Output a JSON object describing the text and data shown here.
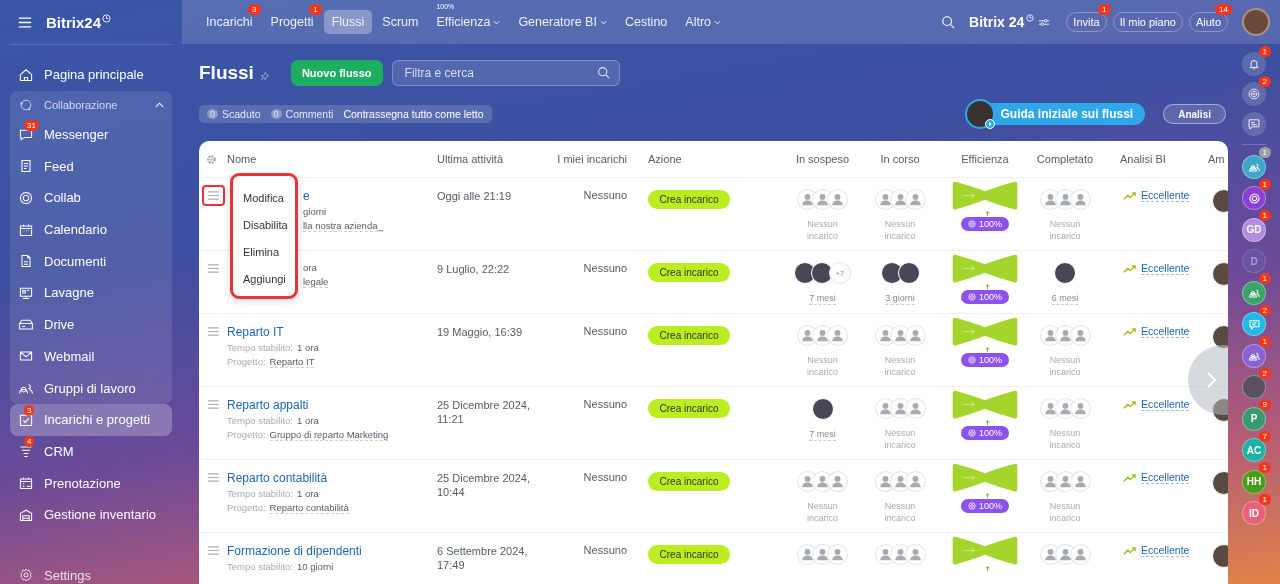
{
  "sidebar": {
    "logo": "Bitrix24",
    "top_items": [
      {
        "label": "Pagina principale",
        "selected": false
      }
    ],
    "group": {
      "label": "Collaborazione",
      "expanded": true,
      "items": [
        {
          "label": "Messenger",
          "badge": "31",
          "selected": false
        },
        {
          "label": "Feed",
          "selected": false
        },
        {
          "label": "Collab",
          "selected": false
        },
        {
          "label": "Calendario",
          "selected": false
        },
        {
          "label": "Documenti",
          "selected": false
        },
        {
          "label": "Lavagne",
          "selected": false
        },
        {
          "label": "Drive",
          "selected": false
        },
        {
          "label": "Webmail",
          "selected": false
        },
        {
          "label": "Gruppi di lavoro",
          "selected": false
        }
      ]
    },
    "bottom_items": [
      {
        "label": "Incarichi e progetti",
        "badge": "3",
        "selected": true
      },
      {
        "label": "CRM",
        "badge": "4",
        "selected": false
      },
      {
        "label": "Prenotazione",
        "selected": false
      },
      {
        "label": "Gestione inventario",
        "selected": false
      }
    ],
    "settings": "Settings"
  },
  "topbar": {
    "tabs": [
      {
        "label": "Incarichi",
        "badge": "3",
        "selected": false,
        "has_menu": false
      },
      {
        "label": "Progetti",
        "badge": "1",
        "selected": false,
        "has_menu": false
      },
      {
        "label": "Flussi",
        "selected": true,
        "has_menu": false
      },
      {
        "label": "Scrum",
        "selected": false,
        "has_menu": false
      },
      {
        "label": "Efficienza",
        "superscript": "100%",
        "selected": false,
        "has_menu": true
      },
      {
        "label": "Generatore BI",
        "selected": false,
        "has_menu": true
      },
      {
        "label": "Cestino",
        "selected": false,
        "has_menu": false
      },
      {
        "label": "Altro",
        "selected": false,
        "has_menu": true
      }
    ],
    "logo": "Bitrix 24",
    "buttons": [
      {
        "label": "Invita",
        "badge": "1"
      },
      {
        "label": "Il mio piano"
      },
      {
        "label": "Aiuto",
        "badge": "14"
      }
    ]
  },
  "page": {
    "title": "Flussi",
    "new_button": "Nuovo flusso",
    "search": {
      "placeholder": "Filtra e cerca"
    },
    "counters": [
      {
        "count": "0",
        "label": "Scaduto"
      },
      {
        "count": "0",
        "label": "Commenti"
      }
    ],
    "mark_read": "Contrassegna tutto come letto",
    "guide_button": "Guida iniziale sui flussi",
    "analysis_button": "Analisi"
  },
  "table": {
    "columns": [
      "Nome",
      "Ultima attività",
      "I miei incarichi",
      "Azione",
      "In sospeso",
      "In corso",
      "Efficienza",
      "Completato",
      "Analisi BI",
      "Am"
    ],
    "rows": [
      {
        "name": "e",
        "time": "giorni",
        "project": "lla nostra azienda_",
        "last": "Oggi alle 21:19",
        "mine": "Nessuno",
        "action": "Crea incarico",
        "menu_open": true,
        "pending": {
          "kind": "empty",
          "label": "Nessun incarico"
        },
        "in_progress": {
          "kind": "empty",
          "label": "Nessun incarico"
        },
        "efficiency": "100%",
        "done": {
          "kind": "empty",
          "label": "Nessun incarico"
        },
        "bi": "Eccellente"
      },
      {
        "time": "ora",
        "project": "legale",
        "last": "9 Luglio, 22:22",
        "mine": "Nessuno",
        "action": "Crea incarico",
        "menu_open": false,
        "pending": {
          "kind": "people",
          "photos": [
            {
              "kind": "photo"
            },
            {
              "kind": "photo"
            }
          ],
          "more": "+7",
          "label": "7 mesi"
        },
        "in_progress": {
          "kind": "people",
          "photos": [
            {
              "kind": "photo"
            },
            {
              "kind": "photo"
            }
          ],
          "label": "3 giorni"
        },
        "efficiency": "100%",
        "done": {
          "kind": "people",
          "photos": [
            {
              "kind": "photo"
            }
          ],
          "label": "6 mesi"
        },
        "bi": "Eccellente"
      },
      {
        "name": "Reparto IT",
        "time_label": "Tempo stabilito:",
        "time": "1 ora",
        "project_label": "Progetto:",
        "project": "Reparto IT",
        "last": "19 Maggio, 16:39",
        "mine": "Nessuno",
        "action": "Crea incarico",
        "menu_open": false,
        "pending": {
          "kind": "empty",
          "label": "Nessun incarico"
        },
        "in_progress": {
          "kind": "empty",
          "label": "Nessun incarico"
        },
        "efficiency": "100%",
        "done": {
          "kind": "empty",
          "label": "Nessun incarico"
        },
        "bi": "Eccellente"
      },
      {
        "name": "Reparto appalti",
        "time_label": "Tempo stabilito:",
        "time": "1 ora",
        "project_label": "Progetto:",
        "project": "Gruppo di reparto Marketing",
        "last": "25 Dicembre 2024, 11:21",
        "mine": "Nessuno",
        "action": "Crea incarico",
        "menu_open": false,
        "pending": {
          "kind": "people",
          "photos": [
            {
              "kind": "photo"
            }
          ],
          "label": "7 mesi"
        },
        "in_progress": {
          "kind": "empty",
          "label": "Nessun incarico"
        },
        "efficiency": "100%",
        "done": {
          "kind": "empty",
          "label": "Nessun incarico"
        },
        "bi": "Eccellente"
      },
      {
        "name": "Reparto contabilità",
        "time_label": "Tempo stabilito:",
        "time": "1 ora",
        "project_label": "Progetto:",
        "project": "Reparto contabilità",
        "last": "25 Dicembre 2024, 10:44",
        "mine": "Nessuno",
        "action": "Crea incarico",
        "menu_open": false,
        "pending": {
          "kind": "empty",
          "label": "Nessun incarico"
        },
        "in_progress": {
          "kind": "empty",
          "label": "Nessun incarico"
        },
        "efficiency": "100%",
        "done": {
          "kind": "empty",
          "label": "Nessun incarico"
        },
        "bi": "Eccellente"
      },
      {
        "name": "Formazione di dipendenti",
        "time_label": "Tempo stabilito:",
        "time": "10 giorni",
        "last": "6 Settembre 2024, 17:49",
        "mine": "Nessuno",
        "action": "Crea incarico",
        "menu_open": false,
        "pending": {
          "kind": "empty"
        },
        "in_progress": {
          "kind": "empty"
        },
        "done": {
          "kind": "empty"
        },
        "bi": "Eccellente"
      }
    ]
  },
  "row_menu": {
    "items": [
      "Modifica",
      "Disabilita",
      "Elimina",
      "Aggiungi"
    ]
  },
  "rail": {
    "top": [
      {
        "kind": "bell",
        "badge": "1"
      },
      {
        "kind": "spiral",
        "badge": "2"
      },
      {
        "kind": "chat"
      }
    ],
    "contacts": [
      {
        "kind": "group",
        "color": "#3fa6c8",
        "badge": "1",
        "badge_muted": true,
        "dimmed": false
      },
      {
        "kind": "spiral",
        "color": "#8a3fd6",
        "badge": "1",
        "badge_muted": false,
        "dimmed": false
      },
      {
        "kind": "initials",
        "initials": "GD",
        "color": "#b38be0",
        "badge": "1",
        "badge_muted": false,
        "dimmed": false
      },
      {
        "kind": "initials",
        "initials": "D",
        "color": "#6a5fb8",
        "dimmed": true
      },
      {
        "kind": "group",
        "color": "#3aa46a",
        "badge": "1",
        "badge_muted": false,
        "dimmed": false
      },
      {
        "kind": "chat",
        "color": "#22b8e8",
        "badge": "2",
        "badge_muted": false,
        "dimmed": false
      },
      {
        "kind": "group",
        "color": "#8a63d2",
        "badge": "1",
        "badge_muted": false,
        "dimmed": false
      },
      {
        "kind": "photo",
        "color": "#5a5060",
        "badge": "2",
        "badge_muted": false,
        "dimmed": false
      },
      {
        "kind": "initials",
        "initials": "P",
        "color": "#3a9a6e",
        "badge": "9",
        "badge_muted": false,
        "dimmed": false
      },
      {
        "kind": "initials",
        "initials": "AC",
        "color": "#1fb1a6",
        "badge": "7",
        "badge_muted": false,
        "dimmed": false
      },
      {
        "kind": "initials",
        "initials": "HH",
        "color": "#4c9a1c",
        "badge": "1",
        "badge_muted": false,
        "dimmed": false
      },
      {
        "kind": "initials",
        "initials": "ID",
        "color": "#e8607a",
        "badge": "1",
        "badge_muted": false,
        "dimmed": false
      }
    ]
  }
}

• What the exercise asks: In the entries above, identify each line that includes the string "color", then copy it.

• Task answer:
        "color": "#3fa6c8",
        "color": "#8a3fd6",
        "color": "#b38be0",
        "color": "#6a5fb8",
        "color": "#3aa46a",
        "color": "#22b8e8",
        "color": "#8a63d2",
        "color": "#5a5060",
        "color": "#3a9a6e",
        "color": "#1fb1a6",
        "color": "#4c9a1c",
        "color": "#e8607a",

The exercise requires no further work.